“The most formidable weapon against errors of every kind is Reason. I have never used any other, and I trust I never shall.” – Thomas Paine, 1794, Introduction to The Age of Reason
There is a reasonable debate about the appropriate social response to human impacts on the environment and climate change. “Reasonable” means evaluating policy alternatives based on their consequences, good and bad, in recognition of the considerable uncertainty that attaches to those estimates. There is also an unreasoned debate that evaluates alternatives by their intentions.
The latest unreasoned contribution is from climate scientist Kevin Noone, “Cost-benefit analysis does not work well for wicked problems like climate change.” The author is refreshingly clear in admitting that his position goes against science, and gives an example of a colleague who disagrees with him, presumably representing the views of most scientists. Also most scientists would resist attaching a moral judgment (“wicked”) to a physical fact (climate change). […]

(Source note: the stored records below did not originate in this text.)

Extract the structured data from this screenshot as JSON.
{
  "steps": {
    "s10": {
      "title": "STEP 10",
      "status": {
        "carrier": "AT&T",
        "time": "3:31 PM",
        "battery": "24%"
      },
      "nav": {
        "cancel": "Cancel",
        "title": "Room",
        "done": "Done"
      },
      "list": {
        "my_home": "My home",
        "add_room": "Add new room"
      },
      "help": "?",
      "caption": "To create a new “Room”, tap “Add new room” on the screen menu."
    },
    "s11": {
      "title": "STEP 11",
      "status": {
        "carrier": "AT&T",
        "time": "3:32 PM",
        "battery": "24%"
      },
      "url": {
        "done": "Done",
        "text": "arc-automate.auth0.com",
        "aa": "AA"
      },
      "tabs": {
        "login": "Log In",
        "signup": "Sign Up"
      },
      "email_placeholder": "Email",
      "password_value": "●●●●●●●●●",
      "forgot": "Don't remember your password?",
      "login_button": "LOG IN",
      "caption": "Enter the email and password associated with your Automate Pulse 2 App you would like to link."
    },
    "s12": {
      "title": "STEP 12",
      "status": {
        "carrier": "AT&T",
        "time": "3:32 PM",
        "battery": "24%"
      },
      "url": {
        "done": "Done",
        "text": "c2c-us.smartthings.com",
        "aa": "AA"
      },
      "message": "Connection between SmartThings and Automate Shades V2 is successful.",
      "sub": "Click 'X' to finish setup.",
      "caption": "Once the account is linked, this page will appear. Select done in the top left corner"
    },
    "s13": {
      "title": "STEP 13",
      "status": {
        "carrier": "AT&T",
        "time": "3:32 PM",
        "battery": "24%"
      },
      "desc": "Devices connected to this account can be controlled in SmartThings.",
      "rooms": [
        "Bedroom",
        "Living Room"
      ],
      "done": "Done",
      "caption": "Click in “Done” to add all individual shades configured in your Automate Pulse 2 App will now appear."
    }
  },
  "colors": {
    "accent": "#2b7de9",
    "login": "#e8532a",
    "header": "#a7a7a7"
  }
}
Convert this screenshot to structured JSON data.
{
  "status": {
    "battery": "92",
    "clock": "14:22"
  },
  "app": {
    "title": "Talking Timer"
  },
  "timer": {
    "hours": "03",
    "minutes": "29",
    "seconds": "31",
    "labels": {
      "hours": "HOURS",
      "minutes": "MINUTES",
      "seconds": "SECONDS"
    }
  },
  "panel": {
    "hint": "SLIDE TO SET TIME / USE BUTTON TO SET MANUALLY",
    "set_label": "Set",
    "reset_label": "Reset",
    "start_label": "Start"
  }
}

To ‘Solve’ Climate Change While Ignoring Costs and Benefits Is to Ignore Reason